I find it quite interesting noting the reactions of various people to gambling. As you probably know by now, I play a "little bit" of online poker, and have once in awhile been known to throw away some money playing blackjack or craps at a casino. I guess part of it is that my Dad's side of the family (which happens to be Chinese) is a group that loves to gamble. The other part of it is my love for any sort of game that involves some thought. There definitely is a bit of a thrill when you win at a gambling game. The more money at stake, the bigger the thrill when you win. I experienced this particular phenomena when I managed to get in on Mansion's $1000 free bet on the Pittsburgh Steelers at the start of last year's NFL football season. My friend Mike and I sat in front of the TV glued to it until the last play of the game and we were cheering like crazy throughout the game. When there's a fair amount of money on the line, it's exciting and fun.
So it's pretty easy to see how the gambling thing can be a problem. Fortunately for me, I know enough about the math behind the games that I know who has the edge most of the time. I would never slap down a $1K bet without first making sure that I was a) sure that my edge was there, and b) sure that I was okay with losing that money if worst came to worse.
So I don't really truly gamble in the same way that so many people get themselves in trouble do. I mostly play poker where I have definitely shown that I have an edge for the limits that I play. The couple of times I've done other gambling, I've either known I had an edge (like that $1K free bet at mansion where the edge was huge since it was free), or I've been willing to throw away $60 playing blackjack or craps for a couple hours.
Playing poker so much though has changed my outlook on a lot of things. One thing that is definitely different is my outlook on money is a little different. Once you've played poker for awhile, the face value of the currency you're playing with changes. It kind of loses its meaning in the sense that $100 is just a stack of chips you could lose or win at any given moment. It's kind of weird, but being able to sit down for a few hours and win a couple hundred dollars playing $100NL with .5/1 blinds makes it possible for me to add to my yearly revenue by a significant amount. It's only really bounded by the amount of time I have to play (which these days isn't that much, but I still get in a few sessions most weeks).
I kind of think that that effect of poker on my life has been a bit negative. It's hard to regain a respect for how much money is worth and how hard it is for most people to earn it after you've played online poker seriously for as long as I have (and I haven't really been playing that long really). The other negative aspect that is less severe for me is a bit of a crisis of conscience when you realize that the money you're winning is being taken from the wallets of people who may not have the self control to realize that they've lost next month's rent cheque. I deal with that thought with the following argument: "Will those players stop playing if I don't play? No. Well then I'm not changing anything by playing and being the one to take that money from them". Think that's faulty reasoning? Let me know. I'm curious about this issue. Without a doubt, it is a parasitic action, but I'm not sure what I can do about the other person's problem - particularly if they are an unknown person I'm facing through online poker (which is how I play the bulk of the time).

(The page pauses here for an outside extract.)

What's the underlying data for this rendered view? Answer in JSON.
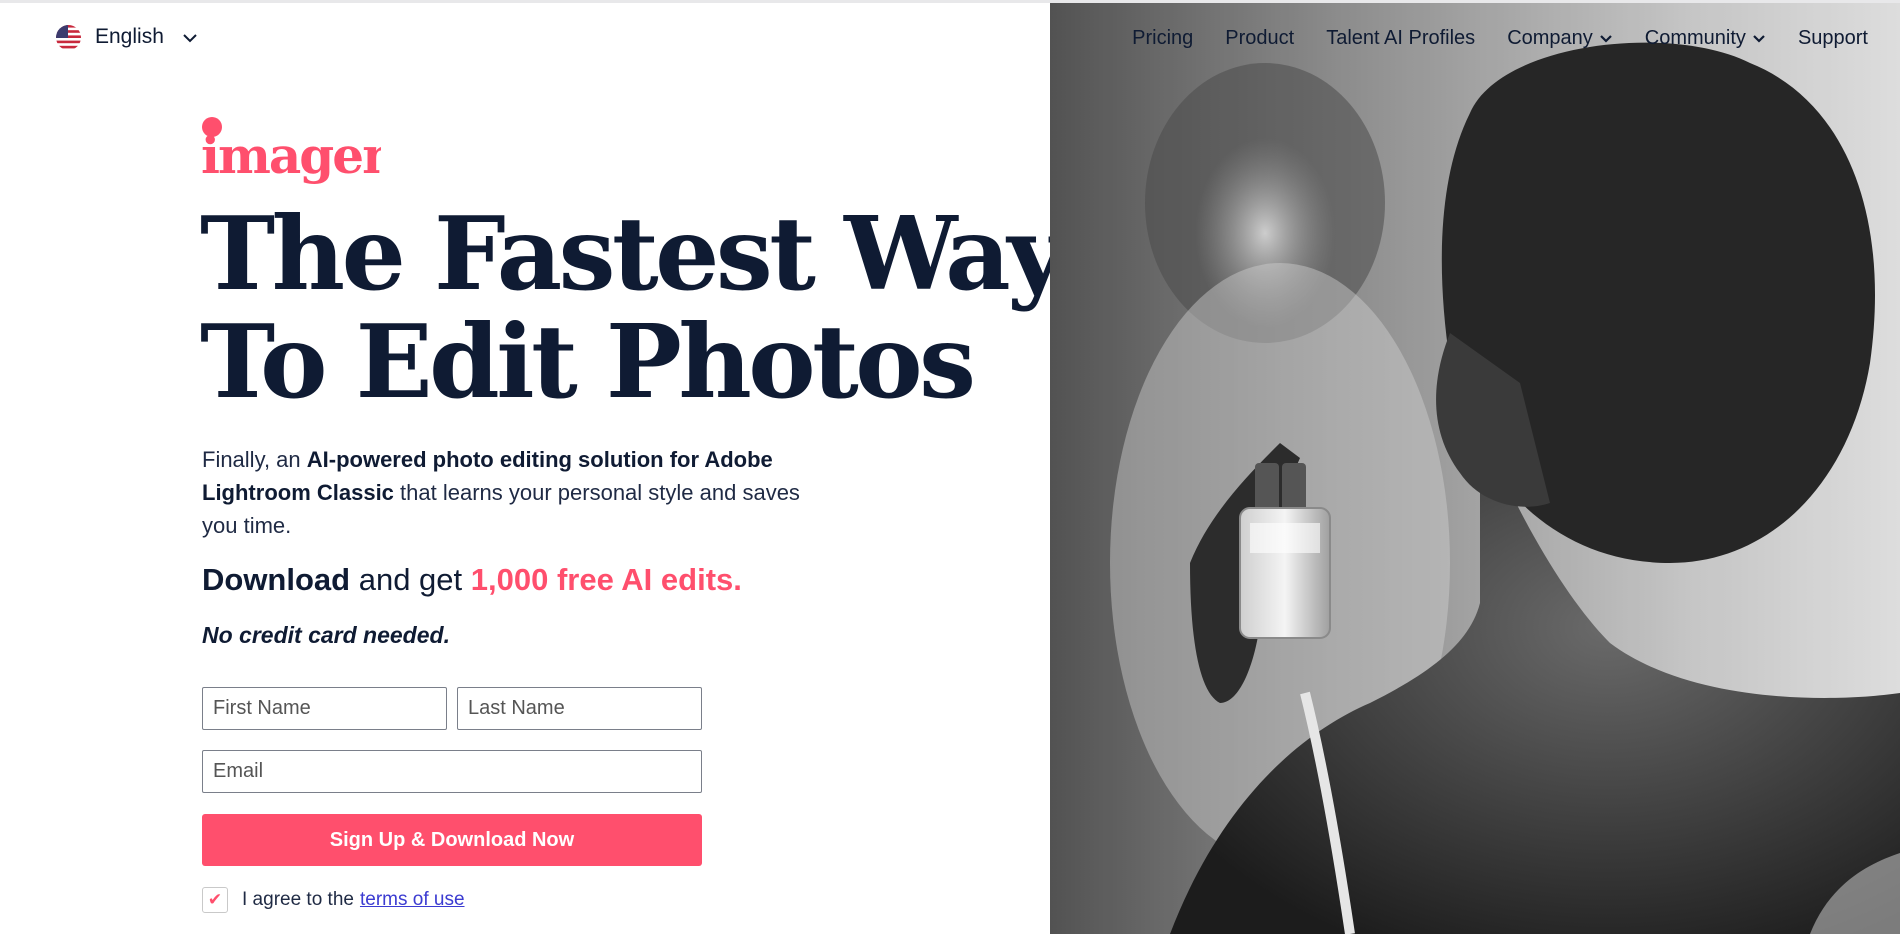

So there's some negative effects of playing poker, but there's a lot of reasons that I continue to play. The financial results certainly don't hurt, but it's not just that. I enjoy the competition. Playing these games lets me battle wits with other players and it can keep me sharp. When I'm playing my best, I'm seeing a lot of things happen in front of me and I can tell you a lot of what's going on.
Playing good poker also teaches patience and handling of tough times. The variance in poker is sky-high, and that means that to play well you have to be able to take the tough luck hands without letting them get to you or you'll start playing poorly (on tilt as it were). You need to be able to objectively back away from a particular situation and assess whether you indeed made the appropriate decisions regardless of the outcomes. This is a skill that helps a lot with life.
Poker contains a lot of mathematics, some of it simple, some of it quite a bit more complex. There is a lot you can do with math (despite people who will tell you that poker is primarily a psychological game), and learning to apply math to specific situations in poker is an essential skill to getting good at the game. Likewise, mathematics helps you with situations in life too. To tell you a quick story, my mom was telling me about some advice she heard some people were giving in a "learn what to do before retiring" seminar. The advice was that you should replace all your appliances a year before retiring, with the idea being that these appliances would then not likely need replacing throughout retirement saving a lot of stress. This advice struck me as pretty wrong considering that there was no part of this advice that took into consideration how old the existing appliances were. You might be replacing an appliance that is still working great and has an expected lifetime of 5 or 10 more years - effectively throwing away part of your existing investment in the appliances you currently own. And who's to say the appliances you buy aren't going to fail during your retirement? The proper solution here is to replace appliances that need replacing, and wait until your other appliances require replacing. Meanwhile, the money you didn't spend on new appliances gains interest. I fail to see why this is a worse solution.
My life has been affected drastically because of my time spent playing poker. For the most part, I think it has been for the better. I feel like I am able to keep myself sharper and more able to analyze situations objectively, and the monetary considerations certainly don't hurt.